* **Task brief**: Whenever "JSON" appears in a line, please copy that line from the data.

----- Record extracts

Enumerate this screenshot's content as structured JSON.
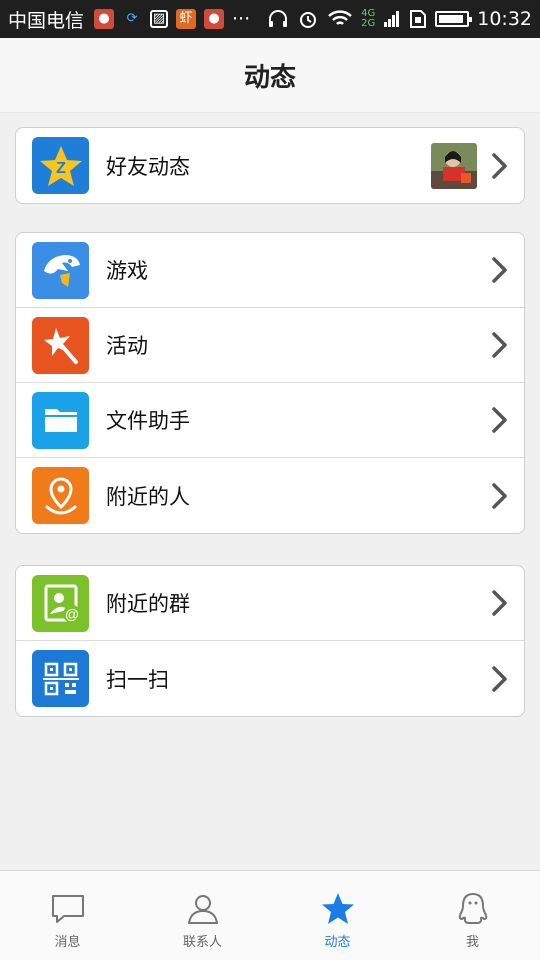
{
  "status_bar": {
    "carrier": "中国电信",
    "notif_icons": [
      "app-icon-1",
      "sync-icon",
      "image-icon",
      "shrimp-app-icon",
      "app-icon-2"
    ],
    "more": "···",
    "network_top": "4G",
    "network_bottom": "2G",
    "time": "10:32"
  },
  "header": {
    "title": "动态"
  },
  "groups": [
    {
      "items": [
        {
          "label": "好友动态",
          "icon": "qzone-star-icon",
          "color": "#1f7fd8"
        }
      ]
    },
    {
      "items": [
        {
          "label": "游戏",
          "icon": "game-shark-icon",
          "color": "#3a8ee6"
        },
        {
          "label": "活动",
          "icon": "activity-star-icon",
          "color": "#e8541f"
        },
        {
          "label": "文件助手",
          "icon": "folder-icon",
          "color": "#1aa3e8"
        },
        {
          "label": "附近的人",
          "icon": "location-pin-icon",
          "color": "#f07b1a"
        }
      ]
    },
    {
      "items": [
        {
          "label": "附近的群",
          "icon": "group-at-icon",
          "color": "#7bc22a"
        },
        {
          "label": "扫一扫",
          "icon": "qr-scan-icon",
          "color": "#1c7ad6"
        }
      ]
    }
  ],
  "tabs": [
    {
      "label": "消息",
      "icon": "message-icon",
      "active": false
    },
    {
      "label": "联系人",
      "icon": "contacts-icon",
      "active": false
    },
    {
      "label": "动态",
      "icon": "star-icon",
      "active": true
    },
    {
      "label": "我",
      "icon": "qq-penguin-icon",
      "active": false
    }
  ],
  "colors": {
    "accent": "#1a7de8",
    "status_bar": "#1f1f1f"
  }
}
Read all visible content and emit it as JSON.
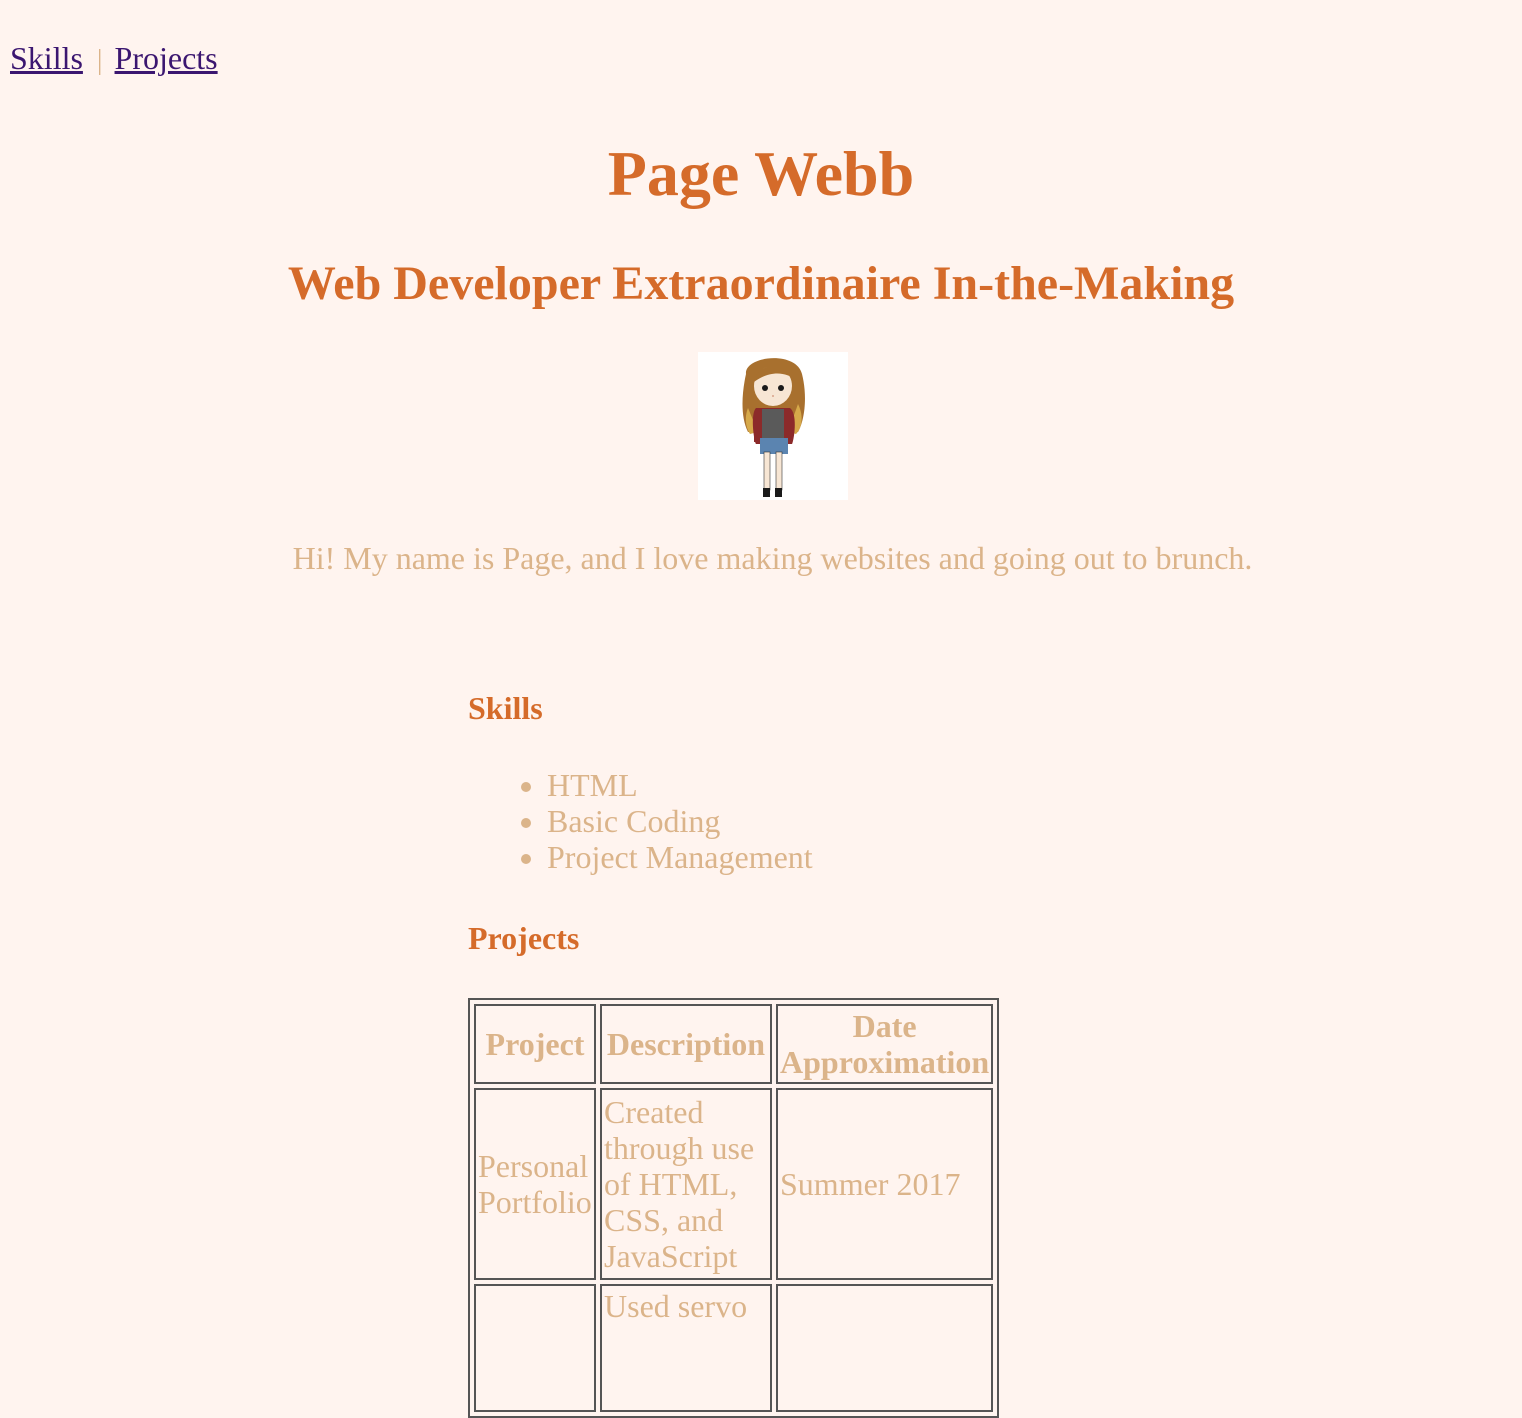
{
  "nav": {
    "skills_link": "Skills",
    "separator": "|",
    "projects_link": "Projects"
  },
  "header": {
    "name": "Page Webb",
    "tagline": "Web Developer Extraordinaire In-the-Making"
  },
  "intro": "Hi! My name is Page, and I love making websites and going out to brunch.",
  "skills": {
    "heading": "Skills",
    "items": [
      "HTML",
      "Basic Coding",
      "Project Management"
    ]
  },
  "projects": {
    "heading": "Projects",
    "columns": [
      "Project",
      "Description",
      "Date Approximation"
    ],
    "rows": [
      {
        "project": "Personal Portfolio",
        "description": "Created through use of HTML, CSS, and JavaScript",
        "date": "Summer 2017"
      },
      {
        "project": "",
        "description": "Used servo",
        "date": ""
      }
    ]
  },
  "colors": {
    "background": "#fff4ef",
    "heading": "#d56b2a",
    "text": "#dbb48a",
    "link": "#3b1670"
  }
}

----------
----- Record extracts

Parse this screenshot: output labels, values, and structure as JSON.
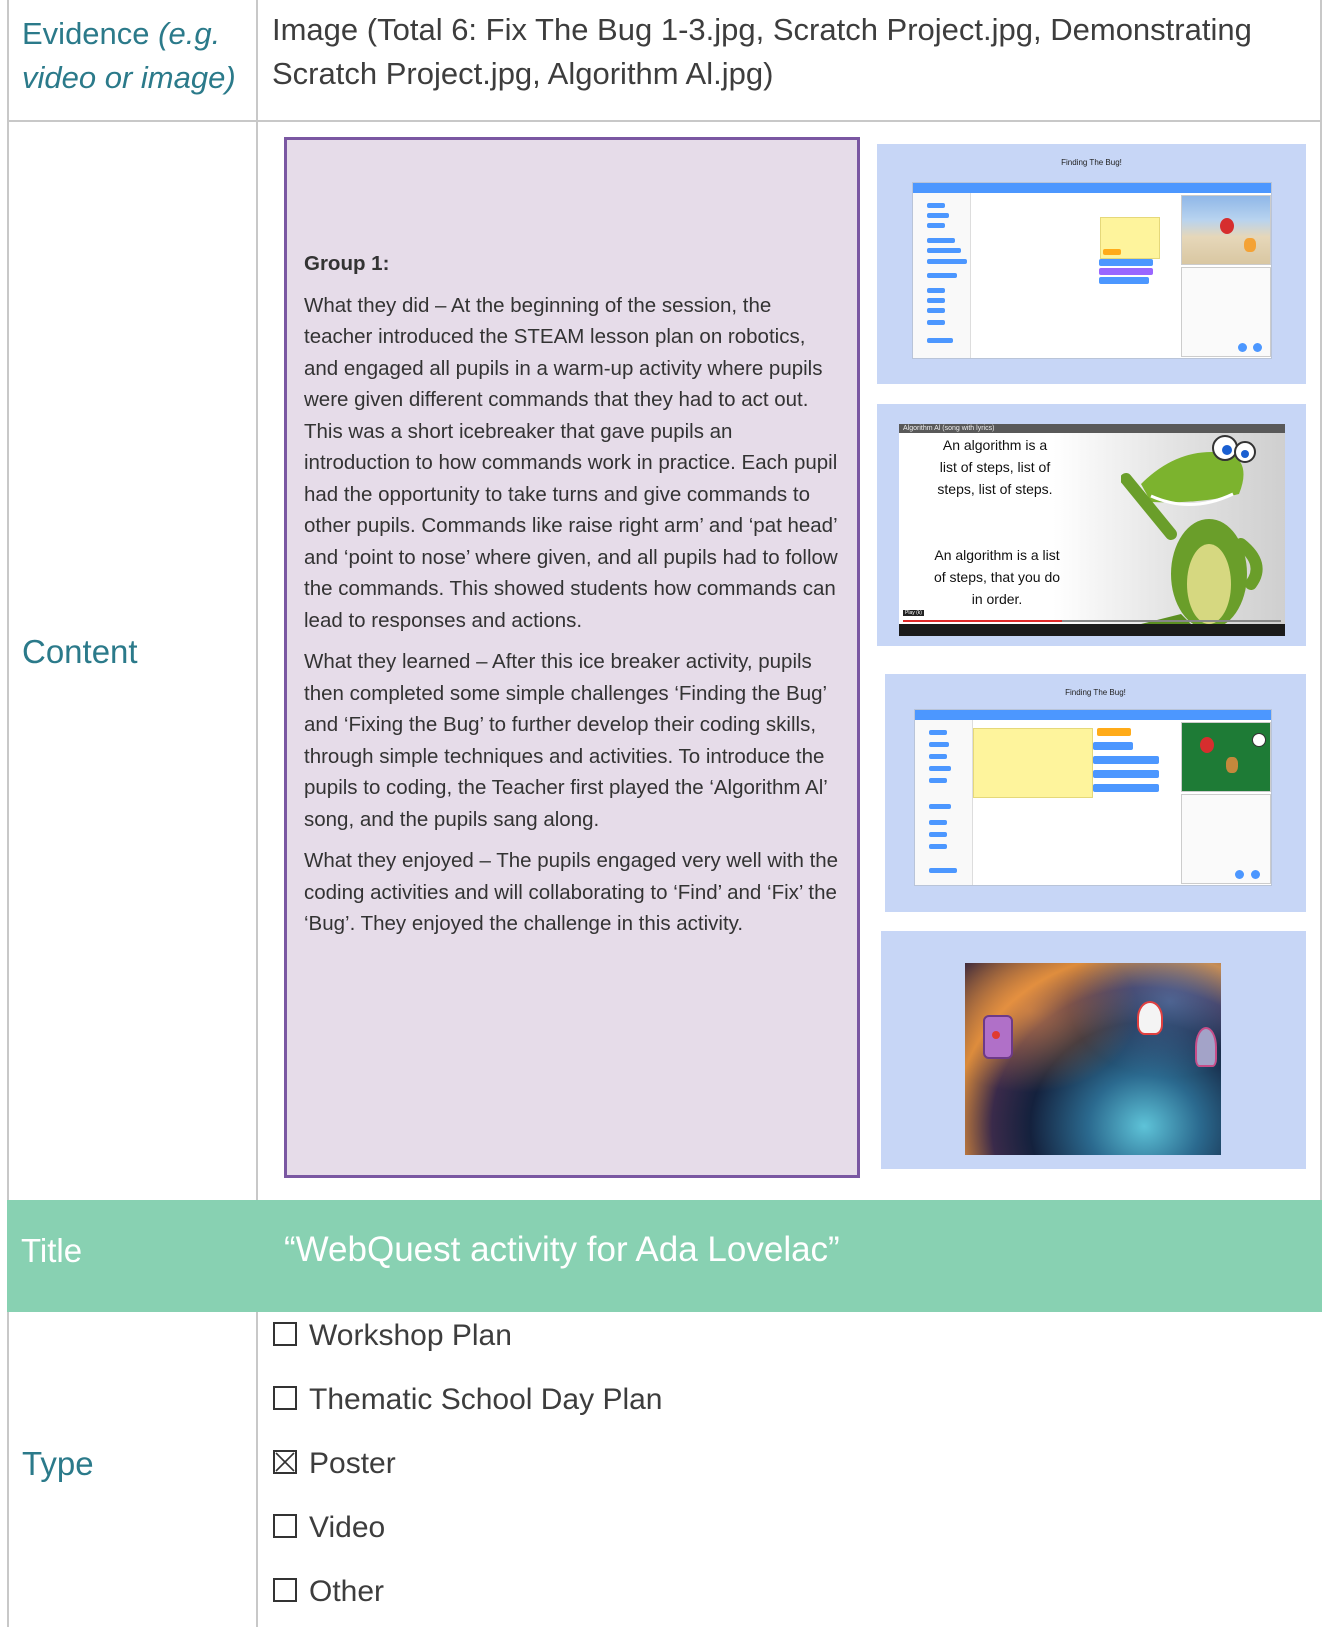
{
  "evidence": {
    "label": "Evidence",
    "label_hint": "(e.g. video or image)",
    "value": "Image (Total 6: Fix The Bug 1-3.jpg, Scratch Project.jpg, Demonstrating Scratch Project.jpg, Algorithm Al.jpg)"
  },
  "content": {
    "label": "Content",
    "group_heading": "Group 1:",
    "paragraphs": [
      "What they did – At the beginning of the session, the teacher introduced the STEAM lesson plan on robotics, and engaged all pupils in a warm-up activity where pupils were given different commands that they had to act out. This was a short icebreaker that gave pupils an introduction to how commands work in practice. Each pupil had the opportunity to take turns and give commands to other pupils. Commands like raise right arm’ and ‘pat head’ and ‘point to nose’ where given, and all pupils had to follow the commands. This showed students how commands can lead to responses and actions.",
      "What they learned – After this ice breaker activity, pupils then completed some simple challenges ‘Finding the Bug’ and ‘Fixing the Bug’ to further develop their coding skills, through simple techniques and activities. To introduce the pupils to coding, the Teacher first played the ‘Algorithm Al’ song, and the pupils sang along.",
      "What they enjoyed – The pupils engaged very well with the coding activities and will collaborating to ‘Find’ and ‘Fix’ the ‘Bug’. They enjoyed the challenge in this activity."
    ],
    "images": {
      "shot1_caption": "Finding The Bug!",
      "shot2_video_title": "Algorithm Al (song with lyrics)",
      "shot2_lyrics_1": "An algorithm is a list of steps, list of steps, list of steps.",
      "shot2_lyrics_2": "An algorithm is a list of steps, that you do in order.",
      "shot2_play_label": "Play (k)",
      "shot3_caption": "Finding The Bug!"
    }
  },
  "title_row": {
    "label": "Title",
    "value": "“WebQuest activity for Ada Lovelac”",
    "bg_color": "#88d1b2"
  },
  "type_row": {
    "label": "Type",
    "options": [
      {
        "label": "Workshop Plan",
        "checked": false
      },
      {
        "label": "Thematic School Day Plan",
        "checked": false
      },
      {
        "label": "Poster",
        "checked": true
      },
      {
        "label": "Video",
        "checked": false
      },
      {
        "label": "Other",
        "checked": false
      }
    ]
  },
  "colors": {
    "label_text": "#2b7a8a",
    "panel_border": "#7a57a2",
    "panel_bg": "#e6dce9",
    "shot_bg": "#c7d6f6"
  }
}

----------
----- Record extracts

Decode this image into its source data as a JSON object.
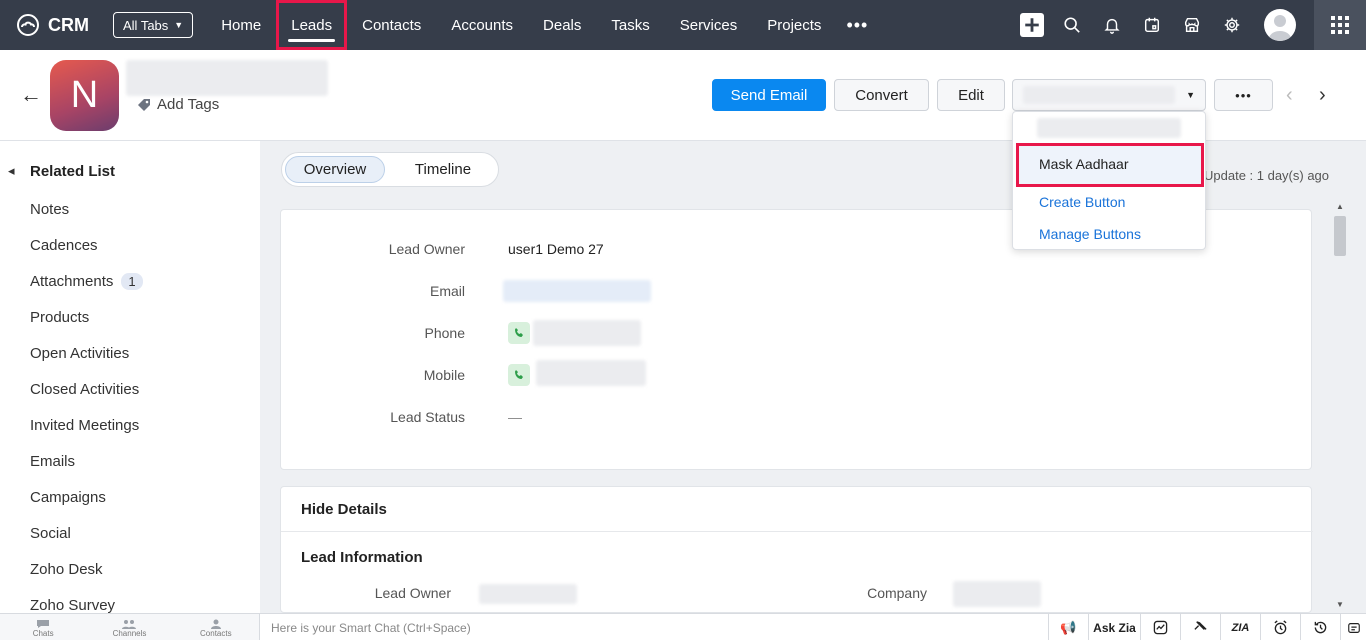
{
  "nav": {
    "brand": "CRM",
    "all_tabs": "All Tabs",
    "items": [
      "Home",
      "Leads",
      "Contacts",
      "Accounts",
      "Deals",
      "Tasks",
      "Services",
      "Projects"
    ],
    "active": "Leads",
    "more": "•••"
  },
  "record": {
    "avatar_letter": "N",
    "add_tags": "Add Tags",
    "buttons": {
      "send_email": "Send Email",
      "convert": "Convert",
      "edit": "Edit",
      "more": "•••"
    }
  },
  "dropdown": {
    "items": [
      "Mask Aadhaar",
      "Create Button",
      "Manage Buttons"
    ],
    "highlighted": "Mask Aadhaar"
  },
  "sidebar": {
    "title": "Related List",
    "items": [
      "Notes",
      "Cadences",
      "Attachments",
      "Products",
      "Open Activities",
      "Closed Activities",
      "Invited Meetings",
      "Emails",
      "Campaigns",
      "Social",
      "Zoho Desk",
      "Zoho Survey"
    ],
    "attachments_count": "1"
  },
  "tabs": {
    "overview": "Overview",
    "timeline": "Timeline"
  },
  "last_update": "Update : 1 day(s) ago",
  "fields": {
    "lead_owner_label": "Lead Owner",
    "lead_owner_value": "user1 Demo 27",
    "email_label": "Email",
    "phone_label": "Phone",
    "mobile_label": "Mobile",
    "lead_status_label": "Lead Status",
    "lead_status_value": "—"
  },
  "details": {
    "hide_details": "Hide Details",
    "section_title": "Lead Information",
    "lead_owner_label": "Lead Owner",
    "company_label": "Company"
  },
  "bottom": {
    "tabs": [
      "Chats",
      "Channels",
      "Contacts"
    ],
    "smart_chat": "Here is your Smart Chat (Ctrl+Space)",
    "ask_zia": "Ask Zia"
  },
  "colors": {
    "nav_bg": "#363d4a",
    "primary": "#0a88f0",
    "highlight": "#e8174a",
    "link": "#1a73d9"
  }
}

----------

* **Answer to this problem**:
Enumerate this screenshot's content as structured JSON.
Read all visible content and emit it as JSON.
Parse this screenshot: output labels, values, and structure as JSON.
Decode this image into its source data as a JSON object.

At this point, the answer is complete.